[[ Data provided open ]]

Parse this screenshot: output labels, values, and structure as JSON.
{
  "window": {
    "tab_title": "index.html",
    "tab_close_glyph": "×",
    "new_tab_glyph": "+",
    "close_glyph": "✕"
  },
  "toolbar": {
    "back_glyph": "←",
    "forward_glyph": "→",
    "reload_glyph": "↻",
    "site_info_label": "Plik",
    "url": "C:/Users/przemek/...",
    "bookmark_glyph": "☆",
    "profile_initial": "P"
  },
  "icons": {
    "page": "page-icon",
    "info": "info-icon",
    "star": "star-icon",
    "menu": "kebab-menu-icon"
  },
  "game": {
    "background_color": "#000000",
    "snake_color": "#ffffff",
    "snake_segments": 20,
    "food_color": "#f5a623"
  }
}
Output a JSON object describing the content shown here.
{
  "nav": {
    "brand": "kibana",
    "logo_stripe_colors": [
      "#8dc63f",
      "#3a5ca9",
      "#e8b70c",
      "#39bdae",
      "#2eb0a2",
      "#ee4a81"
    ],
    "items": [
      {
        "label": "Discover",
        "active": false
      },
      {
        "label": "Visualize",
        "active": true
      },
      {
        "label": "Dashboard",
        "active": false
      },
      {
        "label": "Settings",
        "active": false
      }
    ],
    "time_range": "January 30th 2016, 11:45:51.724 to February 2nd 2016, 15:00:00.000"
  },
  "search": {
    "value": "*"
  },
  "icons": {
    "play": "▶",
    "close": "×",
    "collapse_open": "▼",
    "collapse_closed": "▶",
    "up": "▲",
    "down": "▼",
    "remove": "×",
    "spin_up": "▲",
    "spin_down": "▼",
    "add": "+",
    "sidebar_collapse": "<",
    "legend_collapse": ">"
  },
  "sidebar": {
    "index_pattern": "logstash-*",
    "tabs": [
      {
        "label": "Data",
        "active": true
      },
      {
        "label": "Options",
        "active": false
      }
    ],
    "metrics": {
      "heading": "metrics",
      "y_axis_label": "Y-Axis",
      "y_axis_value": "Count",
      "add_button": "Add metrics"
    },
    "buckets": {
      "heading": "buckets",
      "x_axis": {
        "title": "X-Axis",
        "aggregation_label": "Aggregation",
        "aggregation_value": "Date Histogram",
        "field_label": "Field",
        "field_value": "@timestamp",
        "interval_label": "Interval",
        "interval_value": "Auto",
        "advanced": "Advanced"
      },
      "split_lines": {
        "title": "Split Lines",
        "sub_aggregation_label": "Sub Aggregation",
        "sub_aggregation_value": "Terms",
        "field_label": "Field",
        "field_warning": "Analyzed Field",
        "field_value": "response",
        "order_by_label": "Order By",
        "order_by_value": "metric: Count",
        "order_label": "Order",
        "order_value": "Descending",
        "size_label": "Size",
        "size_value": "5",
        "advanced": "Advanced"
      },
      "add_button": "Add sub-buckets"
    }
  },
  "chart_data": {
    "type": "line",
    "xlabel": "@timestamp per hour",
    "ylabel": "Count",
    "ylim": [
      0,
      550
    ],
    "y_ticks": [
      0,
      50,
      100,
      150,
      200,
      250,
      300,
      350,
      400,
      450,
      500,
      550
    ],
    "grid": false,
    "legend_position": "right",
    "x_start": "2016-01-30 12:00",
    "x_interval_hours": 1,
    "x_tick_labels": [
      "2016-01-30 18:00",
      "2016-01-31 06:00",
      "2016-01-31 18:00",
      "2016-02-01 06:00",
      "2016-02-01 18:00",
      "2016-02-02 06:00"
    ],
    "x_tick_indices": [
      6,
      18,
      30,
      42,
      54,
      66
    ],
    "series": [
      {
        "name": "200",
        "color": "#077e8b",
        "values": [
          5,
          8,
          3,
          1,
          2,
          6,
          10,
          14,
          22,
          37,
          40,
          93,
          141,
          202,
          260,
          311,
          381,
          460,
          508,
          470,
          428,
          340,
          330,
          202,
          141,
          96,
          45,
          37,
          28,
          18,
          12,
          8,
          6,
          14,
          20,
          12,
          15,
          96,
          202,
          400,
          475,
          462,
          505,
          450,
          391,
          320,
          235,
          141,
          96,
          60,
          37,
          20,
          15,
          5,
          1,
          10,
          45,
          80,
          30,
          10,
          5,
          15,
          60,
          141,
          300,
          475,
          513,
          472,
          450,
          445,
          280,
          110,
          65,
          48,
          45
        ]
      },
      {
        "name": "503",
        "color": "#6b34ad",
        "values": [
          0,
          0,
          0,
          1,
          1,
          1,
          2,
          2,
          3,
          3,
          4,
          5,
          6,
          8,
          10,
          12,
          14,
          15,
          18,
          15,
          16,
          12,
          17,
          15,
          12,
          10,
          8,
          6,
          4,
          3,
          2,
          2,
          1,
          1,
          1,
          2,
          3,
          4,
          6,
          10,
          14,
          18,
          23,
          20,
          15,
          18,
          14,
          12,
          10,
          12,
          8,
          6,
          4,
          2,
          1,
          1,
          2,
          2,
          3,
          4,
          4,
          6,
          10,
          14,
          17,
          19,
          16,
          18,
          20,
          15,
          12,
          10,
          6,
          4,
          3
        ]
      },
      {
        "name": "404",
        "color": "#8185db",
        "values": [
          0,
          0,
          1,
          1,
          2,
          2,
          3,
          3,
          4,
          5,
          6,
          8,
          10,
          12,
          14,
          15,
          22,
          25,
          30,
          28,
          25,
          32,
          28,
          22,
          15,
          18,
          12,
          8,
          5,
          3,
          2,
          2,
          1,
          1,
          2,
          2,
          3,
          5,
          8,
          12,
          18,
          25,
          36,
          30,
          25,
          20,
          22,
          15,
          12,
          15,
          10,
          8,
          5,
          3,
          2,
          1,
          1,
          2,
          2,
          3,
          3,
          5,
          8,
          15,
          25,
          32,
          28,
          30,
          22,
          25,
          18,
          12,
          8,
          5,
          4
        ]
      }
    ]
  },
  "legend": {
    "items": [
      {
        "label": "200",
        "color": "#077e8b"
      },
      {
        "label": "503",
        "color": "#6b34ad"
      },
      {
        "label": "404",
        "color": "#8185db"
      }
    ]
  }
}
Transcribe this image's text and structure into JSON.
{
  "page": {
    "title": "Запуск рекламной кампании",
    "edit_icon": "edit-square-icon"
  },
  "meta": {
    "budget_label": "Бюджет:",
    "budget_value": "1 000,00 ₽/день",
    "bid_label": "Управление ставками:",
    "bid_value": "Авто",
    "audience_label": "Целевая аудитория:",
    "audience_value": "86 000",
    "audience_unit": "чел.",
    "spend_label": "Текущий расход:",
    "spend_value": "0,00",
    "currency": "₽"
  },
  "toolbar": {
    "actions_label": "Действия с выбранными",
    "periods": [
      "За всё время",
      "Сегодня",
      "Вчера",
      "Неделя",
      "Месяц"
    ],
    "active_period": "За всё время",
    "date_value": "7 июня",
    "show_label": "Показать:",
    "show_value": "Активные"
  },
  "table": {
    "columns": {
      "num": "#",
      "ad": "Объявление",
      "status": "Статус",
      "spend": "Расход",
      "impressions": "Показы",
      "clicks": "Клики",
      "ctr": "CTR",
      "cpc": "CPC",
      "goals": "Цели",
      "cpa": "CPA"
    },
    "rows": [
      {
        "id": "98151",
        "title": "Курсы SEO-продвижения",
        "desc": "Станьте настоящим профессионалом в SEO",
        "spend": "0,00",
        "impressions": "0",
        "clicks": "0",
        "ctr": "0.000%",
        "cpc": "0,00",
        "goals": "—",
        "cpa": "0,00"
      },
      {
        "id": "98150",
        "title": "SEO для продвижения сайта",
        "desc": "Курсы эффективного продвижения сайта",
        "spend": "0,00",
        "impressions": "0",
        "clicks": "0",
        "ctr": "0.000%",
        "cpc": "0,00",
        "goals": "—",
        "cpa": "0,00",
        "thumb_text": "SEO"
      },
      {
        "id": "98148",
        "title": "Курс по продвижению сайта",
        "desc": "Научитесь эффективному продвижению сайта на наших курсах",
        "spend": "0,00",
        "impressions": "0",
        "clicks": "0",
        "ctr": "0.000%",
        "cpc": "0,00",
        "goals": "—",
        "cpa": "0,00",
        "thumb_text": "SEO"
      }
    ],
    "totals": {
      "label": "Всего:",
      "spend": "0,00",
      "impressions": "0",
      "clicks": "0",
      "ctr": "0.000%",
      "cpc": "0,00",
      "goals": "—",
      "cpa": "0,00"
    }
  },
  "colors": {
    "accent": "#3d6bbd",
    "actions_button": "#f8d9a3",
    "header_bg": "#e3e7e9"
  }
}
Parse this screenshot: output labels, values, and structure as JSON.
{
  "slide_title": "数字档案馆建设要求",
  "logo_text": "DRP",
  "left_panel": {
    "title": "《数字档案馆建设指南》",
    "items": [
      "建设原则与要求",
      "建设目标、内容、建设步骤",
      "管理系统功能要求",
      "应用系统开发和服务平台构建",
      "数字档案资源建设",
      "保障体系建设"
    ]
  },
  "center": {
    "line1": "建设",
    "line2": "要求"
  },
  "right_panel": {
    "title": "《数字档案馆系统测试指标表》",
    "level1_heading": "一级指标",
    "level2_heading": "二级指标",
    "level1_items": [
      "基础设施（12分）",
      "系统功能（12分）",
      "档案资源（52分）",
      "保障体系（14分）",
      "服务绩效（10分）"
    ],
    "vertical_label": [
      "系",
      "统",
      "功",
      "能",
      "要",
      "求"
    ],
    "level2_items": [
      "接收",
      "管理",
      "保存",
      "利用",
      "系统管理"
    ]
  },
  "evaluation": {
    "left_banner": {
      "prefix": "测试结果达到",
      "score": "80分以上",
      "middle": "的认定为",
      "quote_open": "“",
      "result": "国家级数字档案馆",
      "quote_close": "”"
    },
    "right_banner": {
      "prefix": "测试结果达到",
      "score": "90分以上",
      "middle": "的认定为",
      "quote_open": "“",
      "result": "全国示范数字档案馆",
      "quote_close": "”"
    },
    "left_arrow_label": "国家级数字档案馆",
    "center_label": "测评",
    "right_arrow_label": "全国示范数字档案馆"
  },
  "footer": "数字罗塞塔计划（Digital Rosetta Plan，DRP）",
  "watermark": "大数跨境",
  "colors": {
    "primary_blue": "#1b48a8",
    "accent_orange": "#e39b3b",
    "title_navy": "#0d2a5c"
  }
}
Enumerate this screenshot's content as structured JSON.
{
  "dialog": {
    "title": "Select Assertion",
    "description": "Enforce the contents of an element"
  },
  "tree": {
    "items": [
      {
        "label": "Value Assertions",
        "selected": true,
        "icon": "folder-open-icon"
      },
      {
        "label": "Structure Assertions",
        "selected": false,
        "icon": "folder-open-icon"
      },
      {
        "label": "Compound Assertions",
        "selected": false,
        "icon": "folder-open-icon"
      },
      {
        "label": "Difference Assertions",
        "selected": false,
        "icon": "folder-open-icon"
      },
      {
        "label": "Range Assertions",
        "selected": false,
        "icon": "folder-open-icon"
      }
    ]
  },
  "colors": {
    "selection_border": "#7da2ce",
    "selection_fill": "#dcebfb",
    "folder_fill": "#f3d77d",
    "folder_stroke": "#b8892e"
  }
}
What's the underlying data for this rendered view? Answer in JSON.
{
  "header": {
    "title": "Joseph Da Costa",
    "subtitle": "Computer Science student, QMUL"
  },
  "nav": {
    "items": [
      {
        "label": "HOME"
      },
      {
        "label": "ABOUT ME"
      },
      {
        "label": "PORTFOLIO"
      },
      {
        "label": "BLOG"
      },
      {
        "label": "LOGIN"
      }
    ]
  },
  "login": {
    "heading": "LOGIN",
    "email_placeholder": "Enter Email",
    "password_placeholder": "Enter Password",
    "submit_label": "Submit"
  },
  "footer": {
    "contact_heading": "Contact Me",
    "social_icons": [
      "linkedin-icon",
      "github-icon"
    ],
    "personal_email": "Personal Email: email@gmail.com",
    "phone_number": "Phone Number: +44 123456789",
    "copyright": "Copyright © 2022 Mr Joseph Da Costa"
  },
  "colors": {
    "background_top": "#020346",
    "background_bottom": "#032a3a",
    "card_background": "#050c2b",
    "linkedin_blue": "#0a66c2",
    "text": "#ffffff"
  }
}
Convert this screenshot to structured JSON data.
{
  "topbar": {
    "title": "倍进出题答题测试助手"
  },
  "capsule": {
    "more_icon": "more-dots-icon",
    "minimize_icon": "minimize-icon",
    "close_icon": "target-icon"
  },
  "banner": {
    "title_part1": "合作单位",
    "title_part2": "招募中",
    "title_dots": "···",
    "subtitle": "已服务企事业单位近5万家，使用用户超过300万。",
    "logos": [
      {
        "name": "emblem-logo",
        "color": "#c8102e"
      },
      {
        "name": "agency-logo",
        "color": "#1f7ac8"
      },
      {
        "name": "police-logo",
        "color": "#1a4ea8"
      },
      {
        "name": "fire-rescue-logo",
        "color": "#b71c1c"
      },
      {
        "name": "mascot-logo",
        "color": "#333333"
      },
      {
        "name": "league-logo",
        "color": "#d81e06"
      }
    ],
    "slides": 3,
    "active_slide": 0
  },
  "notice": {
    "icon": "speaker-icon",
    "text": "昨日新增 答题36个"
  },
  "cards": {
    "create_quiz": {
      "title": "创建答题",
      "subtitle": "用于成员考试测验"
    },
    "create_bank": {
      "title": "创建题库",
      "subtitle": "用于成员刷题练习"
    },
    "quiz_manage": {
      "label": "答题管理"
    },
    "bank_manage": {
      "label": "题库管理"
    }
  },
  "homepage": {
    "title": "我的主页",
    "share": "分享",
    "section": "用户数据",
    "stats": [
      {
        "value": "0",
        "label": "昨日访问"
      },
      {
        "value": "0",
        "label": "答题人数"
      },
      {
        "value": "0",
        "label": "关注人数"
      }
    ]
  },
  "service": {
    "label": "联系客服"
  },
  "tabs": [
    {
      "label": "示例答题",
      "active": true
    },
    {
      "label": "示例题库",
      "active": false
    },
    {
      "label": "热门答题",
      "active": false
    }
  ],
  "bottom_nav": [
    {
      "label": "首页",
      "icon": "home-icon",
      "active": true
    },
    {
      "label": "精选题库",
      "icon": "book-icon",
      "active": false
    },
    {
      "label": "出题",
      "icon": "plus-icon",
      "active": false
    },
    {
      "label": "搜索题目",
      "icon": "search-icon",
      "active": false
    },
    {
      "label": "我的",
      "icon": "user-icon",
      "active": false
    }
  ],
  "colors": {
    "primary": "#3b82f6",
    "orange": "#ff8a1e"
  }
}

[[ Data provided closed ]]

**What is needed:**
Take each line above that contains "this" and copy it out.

**Completed exercise:**
Parse this screenshot: output labels, values, and structure as JSON.
Transcribe this image's text and structure into JSON.
Parse this screenshot: output labels, values, and structure as JSON.
Enumerate this screenshot's content as structured JSON.
What's the underlying data for this rendered view? Answer in JSON.
Convert this screenshot to structured JSON data.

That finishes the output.